The New Democrats and their natural allies are feasting on the soft underbelly of Premier Christy Clark’s “Families First” vision — a political dream that is quickly becoming a nightmare.
Almost every day in Question Period the Opposition NDP reveals a new health care travesty, another example of the appalling gap between the Liberals’ feel-good rhetoric and the sad conditions our most vulnerable citizens are forced to endure.
Here’s a one-week sample of NDP revelations: a Kitwanga senior was forced to languish for 38 days in a Hazelton hospital before he could have a 30-minute surgery on his back. The NDP pointed out that not only is it unconscionable that a senior is forced to stay that long in hospital before having minor surgery, but the cost of this screw up — $1,000 a day — is a waste of precious taxpayer resources.

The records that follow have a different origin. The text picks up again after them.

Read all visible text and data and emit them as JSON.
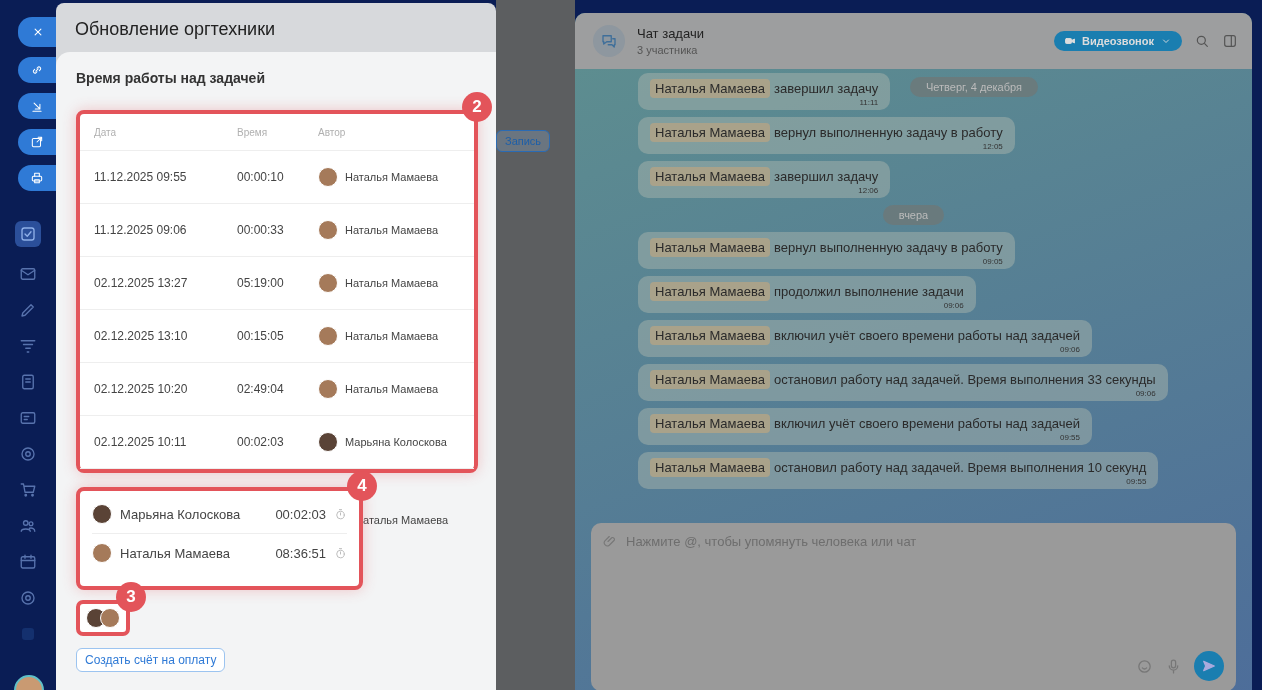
{
  "modal": {
    "title": "Обновление оргтехники",
    "section_title": "Время работы над задачей",
    "table": {
      "callout": "2",
      "columns": [
        "Дата",
        "Время",
        "Автор"
      ],
      "rows": [
        {
          "date": "11.12.2025 09:55",
          "time": "00:00:10",
          "author": "Наталья Мамаева"
        },
        {
          "date": "11.12.2025 09:06",
          "time": "00:00:33",
          "author": "Наталья Мамаева"
        },
        {
          "date": "02.12.2025 13:27",
          "time": "05:19:00",
          "author": "Наталья Мамаева"
        },
        {
          "date": "02.12.2025 13:10",
          "time": "00:15:05",
          "author": "Наталья Мамаева"
        },
        {
          "date": "02.12.2025 10:20",
          "time": "02:49:04",
          "author": "Наталья Мамаева"
        },
        {
          "date": "02.12.2025 10:11",
          "time": "00:02:03",
          "author": "Марьяна Колоскова"
        }
      ]
    },
    "summary": {
      "callout": "4",
      "rows": [
        {
          "name": "Марьяна Колоскова",
          "time": "00:02:03"
        },
        {
          "name": "Наталья Мамаева",
          "time": "08:36:51"
        }
      ]
    },
    "background_author": "аталья Мамаева",
    "participants_callout": "3",
    "invoice_button": "Создать счёт на оплату"
  },
  "background_panel": {
    "button": "Запись"
  },
  "chat": {
    "title": "Чат задачи",
    "subtitle": "3 участника",
    "call_button": "Видеозвонок",
    "sticky_date": "Четверг, 4 декабря",
    "items": [
      {
        "kind": "message",
        "name": "Наталья Мамаева",
        "text": "завершил задачу",
        "time": "11:11"
      },
      {
        "kind": "message",
        "name": "Наталья Мамаева",
        "text": "вернул выполненную задачу в работу",
        "time": "12:05"
      },
      {
        "kind": "message",
        "name": "Наталья Мамаева",
        "text": "завершил задачу",
        "time": "12:06"
      },
      {
        "kind": "date",
        "text": "вчера"
      },
      {
        "kind": "message",
        "name": "Наталья Мамаева",
        "text": "вернул выполненную задачу в работу",
        "time": "09:05"
      },
      {
        "kind": "message",
        "name": "Наталья Мамаева",
        "text": "продолжил выполнение задачи",
        "time": "09:06"
      },
      {
        "kind": "message",
        "name": "Наталья Мамаева",
        "text": "включил учёт своего времени работы над задачей",
        "time": "09:06"
      },
      {
        "kind": "message",
        "name": "Наталья Мамаева",
        "text": "остановил работу над задачей. Время выполнения 33 секунды",
        "time": "09:06"
      },
      {
        "kind": "message",
        "name": "Наталья Мамаева",
        "text": "включил учёт своего времени работы над задачей",
        "time": "09:55"
      },
      {
        "kind": "message",
        "name": "Наталья Мамаева",
        "text": "остановил работу над задачей. Время выполнения 10 секунд",
        "time": "09:55"
      }
    ],
    "input": {
      "placeholder": "Нажмите @, чтобы упомянуть человека или чат"
    }
  }
}
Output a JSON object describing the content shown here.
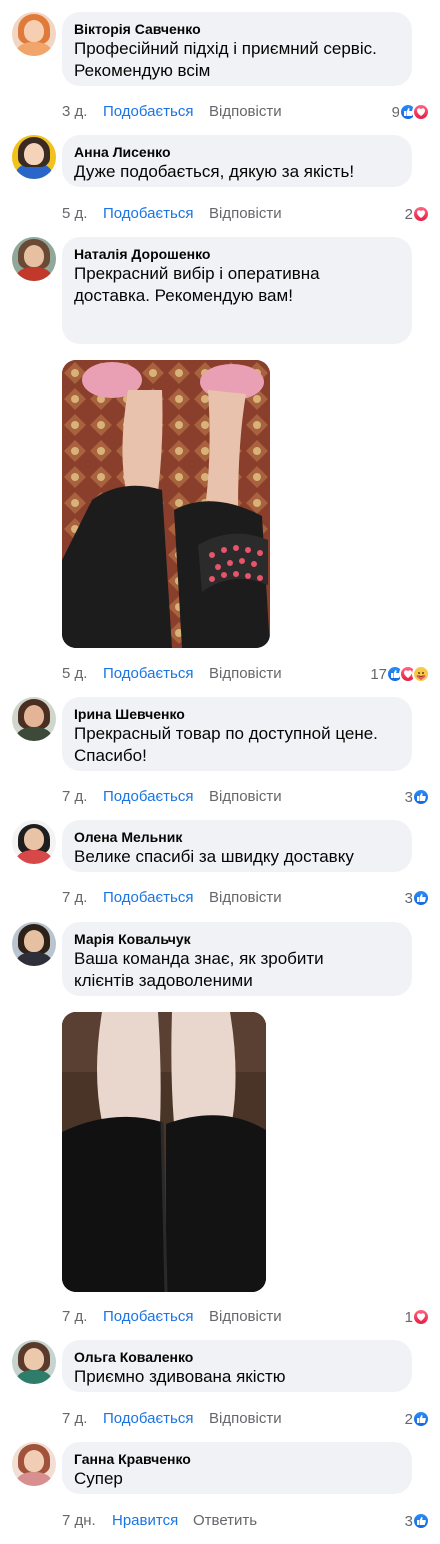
{
  "labels": {
    "like": "Подобається",
    "reply": "Відповісти"
  },
  "comments": [
    {
      "author": "Вікторія Савченко",
      "text": "Професійний підхід і приємний сервіс.\nРекомендую всім",
      "time": "3 д.",
      "reaction_count": "9",
      "reactions": [
        "like-icon",
        "love-icon"
      ]
    },
    {
      "author": "Анна Лисенко",
      "text": "Дуже подобається, дякую за якість!",
      "time": "5 д.",
      "reaction_count": "2",
      "reactions": [
        "love-icon"
      ]
    },
    {
      "author": "Наталія Дорошенко",
      "text": "Прекрасний вибір і оперативна\nдоставка. Рекомендую вам!",
      "time": "5 д.",
      "reaction_count": "17",
      "reactions": [
        "like-icon",
        "love-icon",
        "care-icon"
      ]
    },
    {
      "author": "Ірина Шевченко",
      "text": "Прекрасный товар по доступной цене.\nСпасибо!",
      "time": "7 д.",
      "reaction_count": "3",
      "reactions": [
        "like-icon"
      ]
    },
    {
      "author": "Олена Мельник",
      "text": "Велике спасибі за швидку доставку",
      "time": "7 д.",
      "reaction_count": "3",
      "reactions": [
        "like-icon"
      ]
    },
    {
      "author": "Марія Ковальчук",
      "text": "Ваша команда знає, як зробити\nклієнтів задоволеними",
      "time": "7 д.",
      "reaction_count": "1",
      "reactions": [
        "love-icon"
      ]
    },
    {
      "author": "Ольга Коваленко",
      "text": "Приємно здивована якістю",
      "time": "7 д.",
      "reaction_count": "2",
      "reactions": [
        "like-icon"
      ]
    },
    {
      "author": "Ганна Кравченко",
      "text": "Супер",
      "time": "7 дн.",
      "like_label": "Нравится",
      "reply_label": "Ответить",
      "reaction_count": "3",
      "reactions": [
        "like-icon"
      ]
    }
  ]
}
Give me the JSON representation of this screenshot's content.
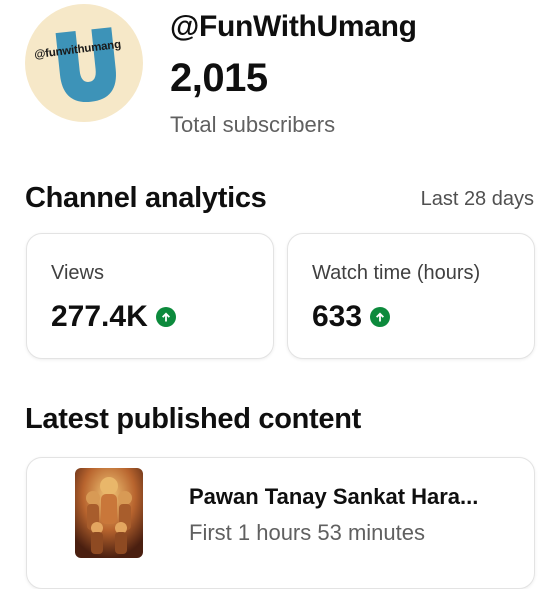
{
  "channel": {
    "avatar_text": "@funwithumang",
    "handle": "@FunWithUmang",
    "subscriber_count": "2,015",
    "subscriber_label": "Total subscribers"
  },
  "analytics": {
    "title": "Channel analytics",
    "period": "Last 28 days",
    "cards": [
      {
        "label": "Views",
        "value": "277.4K",
        "trend_icon": "arrow-up-icon"
      },
      {
        "label": "Watch time (hours)",
        "value": "633",
        "trend_icon": "arrow-up-icon"
      }
    ]
  },
  "latest": {
    "title": "Latest published content",
    "video": {
      "title": "Pawan Tanay Sankat Hara...",
      "subtitle": "First 1 hours 53 minutes"
    }
  },
  "colors": {
    "trend_up": "#0c8a3c",
    "avatar_bg": "#f6e8c8",
    "avatar_accent": "#3d93b8"
  }
}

And, then there’s the case of Ted Powis. He fell down a flight of stairs at Hollyburn House, a Vancouver seniors’ care centre, and wasn’t discovered by staff until the following morning.
Even worse, NDP Leader Adrian Dix raised the issue of Eldon Mooney, a senior who choked to death at Sunrise of Lynn Valley, another seniors’ home. The staff said he died peacefully in his sleep. The awful truth came out because his daughter had placed a nanny cam in her dad’s room.
Health Minister Mike de Jong was forced to concede that “the circumstances of Mr. Mooney’s passing are troubling.” Most troubling, he admitted, was “the part of the report where the coroner confirms that staff present at the death of the resident were not truthful with regards to the circumstances.”
In support of Opposition allegations of seniors neglect, the B.C. Health Coalition landed on the front steps of the legislature last week to give the government a failing grade for its lack of progress to improve the quality of life for seniors.
The coalition is concerned that key recommendations in a two-year-old ombudsperson’s report are gathering dust. Specifically, the coalition says that even though the province has passed a Residents’ Bill of Rights, it has not complied with the most important recommendation to monitor, evaluate and report annually on compliance with the bill.
As well, the province has not agreed to set up a central website with accessible, up-to-date and comparable information about seniors’ facilities.
Ombudsperson Kim Carter also asked government to establish an ongoing position — call it a seniors’ ombudsman — to promote and help develop resident and family councils, and to report publicly on those activities every year. Carter said this action was to be taken by June 30, 2010.
The health minister says he’s waiting for part two of Carter’s ongoing seniors probe before taking further action.
But the NDP knows the public is not going to put up with Liberal dithering while our old folks are falling down stairs and choking to death. Seniors’ health critic Katrine Conroy has introduced the Representative for Seniors Act. The bill would create an independent officer of the legislature to advocate for seniors.
Of course, the NDP legislation will never see the light of day. They did the same thing in 2007 and the Liberals refused to support it.
But it does highlight with embarrassing clarity the depth of the Liberals’ credibility chasm. M